“Like Virgin reflects Sir Richard Branson’s rebelliousness and Apple reflects the genius of Steve Jobs, Berkshire Hathaway has brand equity around trust, stability and integrity,” said Oscar Yuan, partner at consultancy Millward Brown Vermeer.
Also making money though right? Like, Warren Buffett basically seems nice, but being nice or trustworthy or whatever is not what made the guy famous. Buffett is Berkshire, and Buffett is famous for picking stocks. But now Berkshire wants to be a consumer brand, putting its name on utilities, a real estate agency, and now on the car dealership it just bought. (This is a big change; really only finance geeks will see a Geico commercial, nod knowingly at the lizard, and be all "oh yeah, that's Buffett.") I guess this is a bet on the integrity, etc., stuff being true, or maybe it's subliminally "if I buy a car from Berkshire Hathaway I'll get rich!"
Punch Taverns has finished its restructuring.
Punch did a debt-for-equity swap last week, "bringing to a close a protracted, complex and often ill-tempered case study in how the restructuring of highly structured deals with multiple counterparties shouldn't be done," and how could you resist that? Also it's a chain of pubs. Even before the restructruing started, as Punch was looking to raise capital, it called up David Einhorn -- then its biggest shareholder -- and asked him to buy some more stock. He responded by selling his stock. This got him in trouble for quasi-insider-trading, and you'd have to say it was more Punch's fault than his. So, yeah, ill-tempered case study in how not to do stuff.
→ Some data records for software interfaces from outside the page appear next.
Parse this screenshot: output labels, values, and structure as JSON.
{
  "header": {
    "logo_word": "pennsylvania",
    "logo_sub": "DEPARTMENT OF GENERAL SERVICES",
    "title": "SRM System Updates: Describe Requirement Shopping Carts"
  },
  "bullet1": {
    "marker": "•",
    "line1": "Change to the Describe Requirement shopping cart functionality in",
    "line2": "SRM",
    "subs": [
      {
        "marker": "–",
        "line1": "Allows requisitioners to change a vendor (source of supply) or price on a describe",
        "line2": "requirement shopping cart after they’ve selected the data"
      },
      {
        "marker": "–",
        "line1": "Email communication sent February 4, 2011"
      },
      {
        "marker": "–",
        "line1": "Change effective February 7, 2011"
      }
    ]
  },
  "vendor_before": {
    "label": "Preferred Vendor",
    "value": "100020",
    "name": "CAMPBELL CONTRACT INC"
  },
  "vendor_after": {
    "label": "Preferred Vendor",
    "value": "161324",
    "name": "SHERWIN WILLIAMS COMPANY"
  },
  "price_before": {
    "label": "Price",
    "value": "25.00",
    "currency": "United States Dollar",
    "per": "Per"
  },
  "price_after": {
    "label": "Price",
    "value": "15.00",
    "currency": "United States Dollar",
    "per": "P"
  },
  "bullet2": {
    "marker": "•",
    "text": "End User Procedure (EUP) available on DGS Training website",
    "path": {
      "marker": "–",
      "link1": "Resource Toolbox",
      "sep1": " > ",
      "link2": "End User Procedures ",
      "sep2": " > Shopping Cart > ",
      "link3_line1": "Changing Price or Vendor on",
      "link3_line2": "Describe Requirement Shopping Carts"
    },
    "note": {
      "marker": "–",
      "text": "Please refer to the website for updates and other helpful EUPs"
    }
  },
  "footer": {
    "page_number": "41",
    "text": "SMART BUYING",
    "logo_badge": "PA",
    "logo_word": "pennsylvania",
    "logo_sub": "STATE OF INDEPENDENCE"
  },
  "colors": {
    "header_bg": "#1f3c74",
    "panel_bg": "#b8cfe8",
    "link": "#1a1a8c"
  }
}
Bethany McLean on Microsoft. Jean Tirole won the Economics Nobel "for his analysis of market power and regulation." What It’s Like to Carry Your Nobel Prize through Airport Security. The Double Irish may be going away. Pershing Square's public fund dropped on its first day of trading. Corporate governance principles for banks. Money transfer via Twitter. Now you can pitch clients at terrible sports things. Or maybe at a zombie survival camp.
This column does not necessarily reflect the opinion of Bloomberg View's editorial board or Bloomberg LP, its owners and investors.
To contact the author on this story:
Matthew S Levine at firstname.lastname@example.org
To contact the editor on this story:
Zara Kessler at email@example.com